[DIRECTIONS] Leave out the pictures and copy each record below exactly.

(Entries from a dataset of interfaces)
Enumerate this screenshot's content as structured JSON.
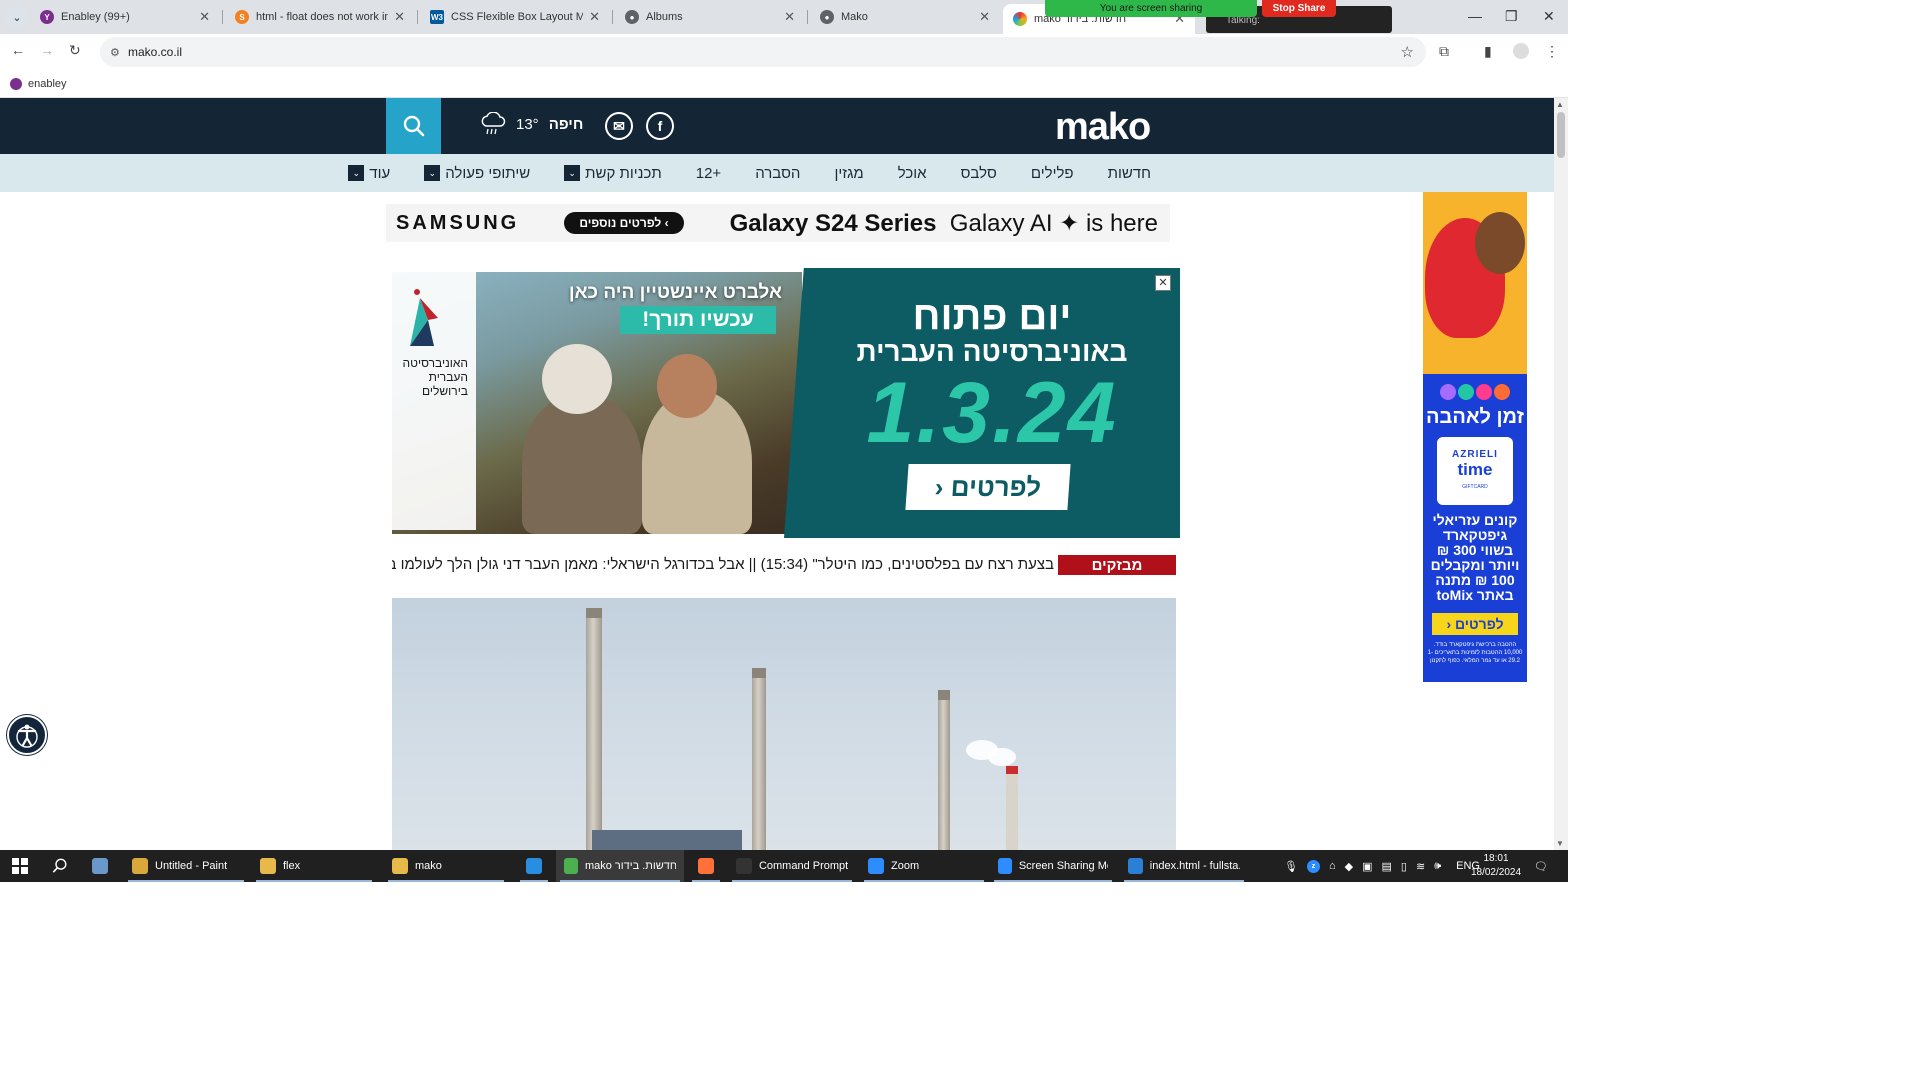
{
  "browser": {
    "tabs": [
      {
        "title": "Enabley (99+)",
        "icon": "enabley-favicon",
        "color": "#7b2e8d",
        "glyph": "Y"
      },
      {
        "title": "html - float does not work in a f",
        "icon": "stackoverflow-favicon",
        "color": "#f48024",
        "glyph": "S"
      },
      {
        "title": "CSS Flexible Box Layout Module",
        "icon": "w3c-favicon",
        "color": "#005a9c",
        "glyph": "W3"
      },
      {
        "title": "Albums",
        "icon": "globe-favicon",
        "color": "#5f6368",
        "glyph": "●"
      },
      {
        "title": "Mako",
        "icon": "globe-favicon",
        "color": "#5f6368",
        "glyph": "●"
      },
      {
        "title": "mako חדשות. בידור",
        "icon": "mako-favicon",
        "color": "#e8312f",
        "glyph": "m"
      }
    ],
    "url": "mako.co.il",
    "bookmark": "enabley",
    "window_controls": {
      "minimize": "—",
      "restore": "❐",
      "close": "✕"
    }
  },
  "zoom_overlay": {
    "sharing_text": "You are screen sharing",
    "stop_label": "Stop Share",
    "talking_label": "Talking:"
  },
  "site": {
    "logo": "mako",
    "weather": {
      "city": "חיפה",
      "temp": "13°"
    },
    "menu": [
      {
        "label": "חדשות",
        "dropdown": false
      },
      {
        "label": "פלילים",
        "dropdown": false
      },
      {
        "label": "סלבס",
        "dropdown": false
      },
      {
        "label": "אוכל",
        "dropdown": false
      },
      {
        "label": "מגזין",
        "dropdown": false
      },
      {
        "label": "הסברה",
        "dropdown": false
      },
      {
        "label": "12+",
        "dropdown": false
      },
      {
        "label": "תכניות קשת",
        "dropdown": true
      },
      {
        "label": "שיתופי פעולה",
        "dropdown": true
      },
      {
        "label": "עוד",
        "dropdown": true
      }
    ],
    "samsung_ad": {
      "brand": "SAMSUNG",
      "button": "לפרטים נוספים",
      "tagline_bold": "Galaxy S24 Series",
      "tagline_rest": "Galaxy AI ✦ is here"
    },
    "huji_ad": {
      "logo_text": "האוניברסיטה העברית בירושלים",
      "headline_1": "אלברט איינשטיין היה כאן",
      "headline_2": "עכשיו תורך!",
      "headline_3": "יום פתוח",
      "headline_4": "באוניברסיטה העברית",
      "date": "1.3.24",
      "cta": "לפרטים",
      "close": "✕"
    },
    "ticker": {
      "label": "מבזקים",
      "text": "בצעת רצח עם בפלסטינים, כמו היטלר\" (15:34) || אבל בכדורגל הישראלי: מאמן העבר דני גולן הלך לעולמו בג"
    },
    "azrieli_ad": {
      "love_title": "זמן לאהבה",
      "brand": "AZRIELI",
      "card": "time",
      "card_sub": "GIFTCARD",
      "body": "קונים עזריאלי גיפטקארד בשווי 300 ₪ ויותר ומקבלים 100 ₪ מתנה באתר toMix",
      "cta": "לפרטים",
      "fine_print": "ההטבה ברכישת גיפטקארד בודד. 10,000 ההטבות לזמינות בתאריכים 1-29.2 או עד גמר המלאי. כפוף לתקנון"
    }
  },
  "taskbar": {
    "apps": [
      {
        "label": "Untitled - Paint",
        "icon": "paint-icon",
        "color": "#d9a83a"
      },
      {
        "label": "flex",
        "icon": "folder-icon",
        "color": "#e7b84a"
      },
      {
        "label": "mako",
        "icon": "folder-icon",
        "color": "#e7b84a"
      },
      {
        "label": "",
        "icon": "edge-icon",
        "color": "#2a8ee0"
      },
      {
        "label": "mako חדשות. בידור....",
        "icon": "chrome-icon",
        "color": "#4caf50"
      },
      {
        "label": "",
        "icon": "firefox-icon",
        "color": "#ff7139"
      },
      {
        "label": "Command Prompt",
        "icon": "cmd-icon",
        "color": "#333333"
      },
      {
        "label": "Zoom",
        "icon": "zoom-icon",
        "color": "#2d8cff"
      },
      {
        "label": "Screen Sharing Me...",
        "icon": "zoom-icon",
        "color": "#2d8cff"
      },
      {
        "label": "index.html - fullsta...",
        "icon": "vscode-icon",
        "color": "#2b7fd4"
      }
    ],
    "language": "ENG",
    "time": "18:01",
    "date": "18/02/2024"
  }
}
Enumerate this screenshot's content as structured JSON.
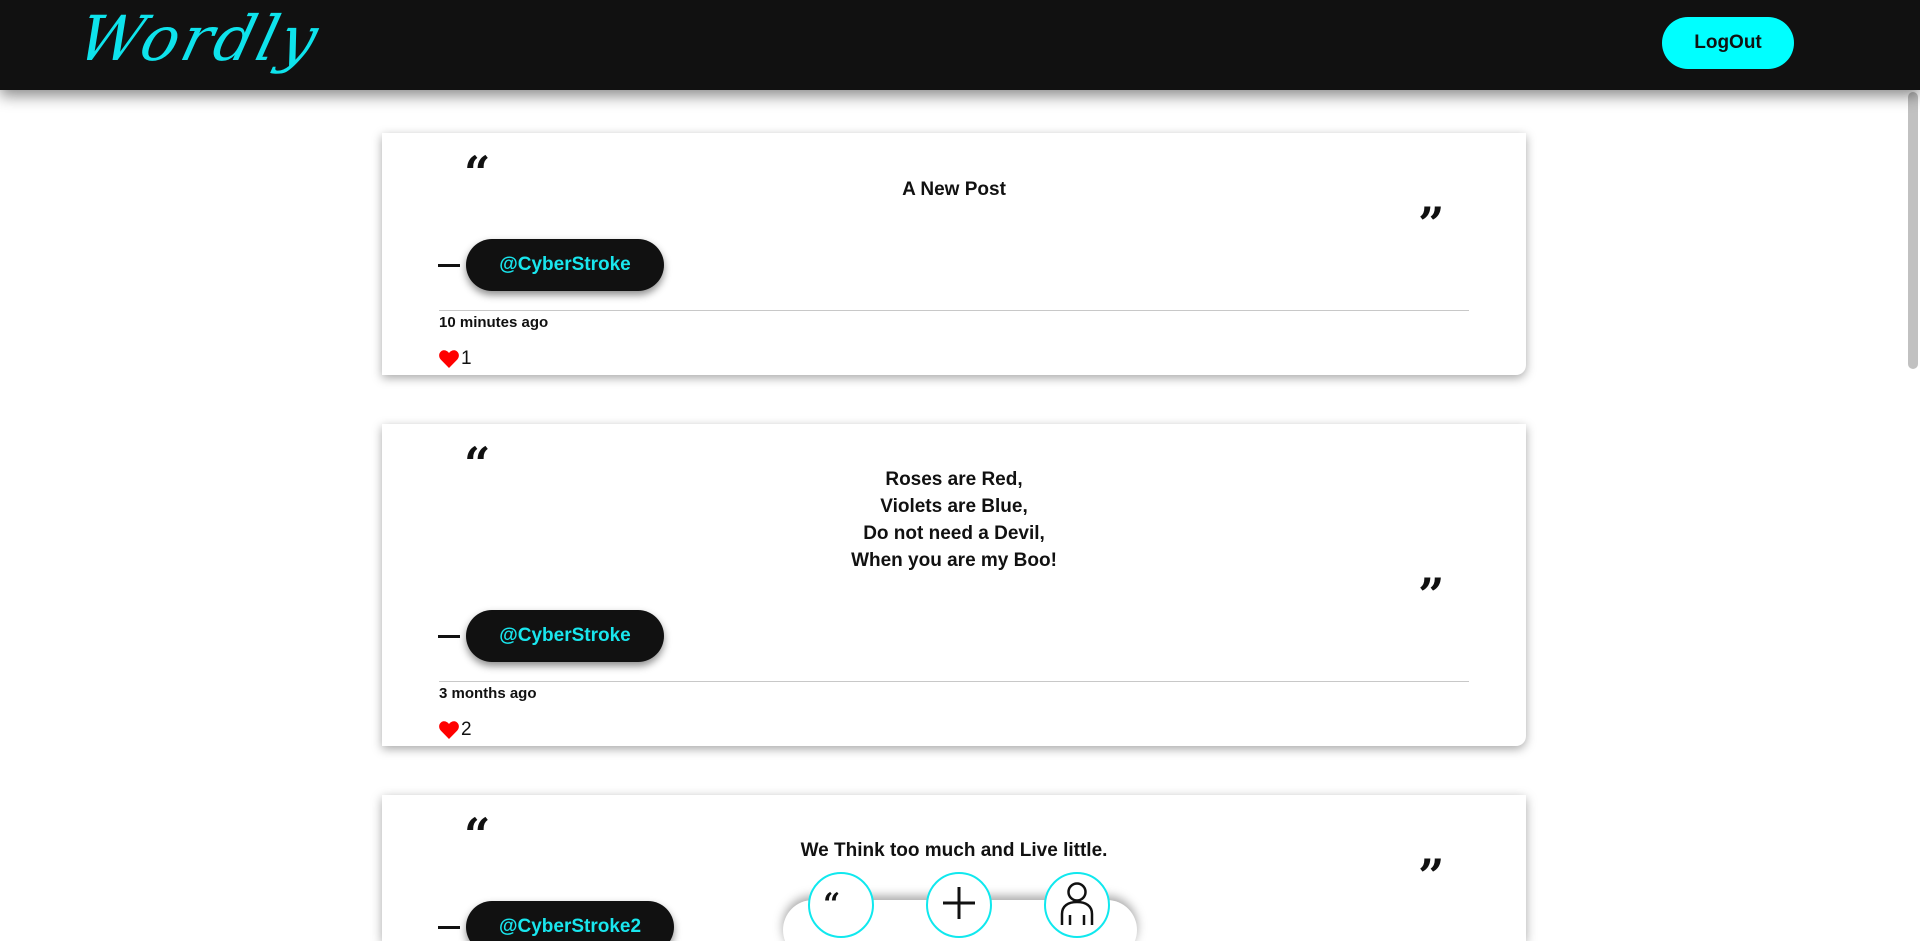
{
  "header": {
    "brand": "Wordly",
    "logout_label": "LogOut"
  },
  "posts": [
    {
      "text": "A New Post",
      "author": "@CyberStroke",
      "time": "10 minutes ago",
      "likes": "1"
    },
    {
      "text": "Roses are Red,\nViolets are Blue,\nDo not need a Devil,\nWhen you are my Boo!",
      "author": "@CyberStroke",
      "time": "3 months ago",
      "likes": "2"
    },
    {
      "text": "We Think too much and Live little.",
      "author": "@CyberStroke2"
    }
  ],
  "icons": {
    "quote_open": "“",
    "quote_close": "”",
    "heart": "heart-icon",
    "nav_quotes": "quotes-icon",
    "nav_add": "plus-icon",
    "nav_profile": "user-icon"
  },
  "colors": {
    "accent": "#00ffff",
    "header_bg": "#111111",
    "heart": "#ff0000"
  }
}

[WRITTEN ANSWER]
Enumerate this screenshot's content as structured JSON.
{
  "browser": {
    "tabs": [
      {
        "title": "Enabley (99+)",
        "icon": "enabley-favicon",
        "color": "#7b2e8d",
        "glyph": "Y"
      },
      {
        "title": "html - float does not work in a f",
        "icon": "stackoverflow-favicon",
        "color": "#f48024",
        "glyph": "S"
      },
      {
        "title": "CSS Flexible Box Layout Module",
        "icon": "w3c-favicon",
        "color": "#005a9c",
        "glyph": "W3"
      },
      {
        "title": "Albums",
        "icon": "globe-favicon",
        "color": "#5f6368",
        "glyph": "●"
      },
      {
        "title": "Mako",
        "icon": "globe-favicon",
        "color": "#5f6368",
        "glyph": "●"
      },
      {
        "title": "mako חדשות. בידור",
        "icon": "mako-favicon",
        "color": "#e8312f",
        "glyph": "m"
      }
    ],
    "url": "mako.co.il",
    "bookmark": "enabley",
    "window_controls": {
      "minimize": "—",
      "restore": "❐",
      "close": "✕"
    }
  },
  "zoom_overlay": {
    "sharing_text": "You are screen sharing",
    "stop_label": "Stop Share",
    "talking_label": "Talking:"
  },
  "site": {
    "logo": "mako",
    "weather": {
      "city": "חיפה",
      "temp": "13°"
    },
    "menu": [
      {
        "label": "חדשות",
        "dropdown": false
      },
      {
        "label": "פלילים",
        "dropdown": false
      },
      {
        "label": "סלבס",
        "dropdown": false
      },
      {
        "label": "אוכל",
        "dropdown": false
      },
      {
        "label": "מגזין",
        "dropdown": false
      },
      {
        "label": "הסברה",
        "dropdown": false
      },
      {
        "label": "12+",
        "dropdown": false
      },
      {
        "label": "תכניות קשת",
        "dropdown": true
      },
      {
        "label": "שיתופי פעולה",
        "dropdown": true
      },
      {
        "label": "עוד",
        "dropdown": true
      }
    ],
    "samsung_ad": {
      "brand": "SAMSUNG",
      "button": "לפרטים נוספים",
      "tagline_bold": "Galaxy S24 Series",
      "tagline_rest": "Galaxy AI ✦ is here"
    },
    "huji_ad": {
      "logo_text": "האוניברסיטה העברית בירושלים",
      "headline_1": "אלברט איינשטיין היה כאן",
      "headline_2": "עכשיו תורך!",
      "headline_3": "יום פתוח",
      "headline_4": "באוניברסיטה העברית",
      "date": "1.3.24",
      "cta": "לפרטים",
      "close": "✕"
    },
    "ticker": {
      "label": "מבזקים",
      "text": "בצעת רצח עם בפלסטינים, כמו היטלר\" (15:34) || אבל בכדורגל הישראלי: מאמן העבר דני גולן הלך לעולמו בג"
    },
    "azrieli_ad": {
      "love_title": "זמן לאהבה",
      "brand": "AZRIELI",
      "card": "time",
      "card_sub": "GIFTCARD",
      "body": "קונים עזריאלי גיפטקארד בשווי 300 ₪ ויותר ומקבלים 100 ₪ מתנה באתר toMix",
      "cta": "לפרטים",
      "fine_print": "ההטבה ברכישת גיפטקארד בודד. 10,000 ההטבות לזמינות בתאריכים 1-29.2 או עד גמר המלאי. כפוף לתקנון"
    }
  },
  "taskbar": {
    "apps": [
      {
        "label": "Untitled - Paint",
        "icon": "paint-icon",
        "color": "#d9a83a"
      },
      {
        "label": "flex",
        "icon": "folder-icon",
        "color": "#e7b84a"
      },
      {
        "label": "mako",
        "icon": "folder-icon",
        "color": "#e7b84a"
      },
      {
        "label": "",
        "icon": "edge-icon",
        "color": "#2a8ee0"
      },
      {
        "label": "mako חדשות. בידור....",
        "icon": "chrome-icon",
        "color": "#4caf50"
      },
      {
        "label": "",
        "icon": "firefox-icon",
        "color": "#ff7139"
      },
      {
        "label": "Command Prompt",
        "icon": "cmd-icon",
        "color": "#333333"
      },
      {
        "label": "Zoom",
        "icon": "zoom-icon",
        "color": "#2d8cff"
      },
      {
        "label": "Screen Sharing Me...",
        "icon": "zoom-icon",
        "color": "#2d8cff"
      },
      {
        "label": "index.html - fullsta...",
        "icon": "vscode-icon",
        "color": "#2b7fd4"
      }
    ],
    "language": "ENG",
    "time": "18:01",
    "date": "18/02/2024"
  }
}
Enumerate this screenshot's content as structured JSON.
{
  "header": {
    "brand": "Wordly",
    "logout_label": "LogOut"
  },
  "posts": [
    {
      "text": "A New Post",
      "author": "@CyberStroke",
      "time": "10 minutes ago",
      "likes": "1"
    },
    {
      "text": "Roses are Red,\nViolets are Blue,\nDo not need a Devil,\nWhen you are my Boo!",
      "author": "@CyberStroke",
      "time": "3 months ago",
      "likes": "2"
    },
    {
      "text": "We Think too much and Live little.",
      "author": "@CyberStroke2"
    }
  ],
  "icons": {
    "quote_open": "“",
    "quote_close": "”",
    "heart": "heart-icon",
    "nav_quotes": "quotes-icon",
    "nav_add": "plus-icon",
    "nav_profile": "user-icon"
  },
  "colors": {
    "accent": "#00ffff",
    "header_bg": "#111111",
    "heart": "#ff0000"
  }
}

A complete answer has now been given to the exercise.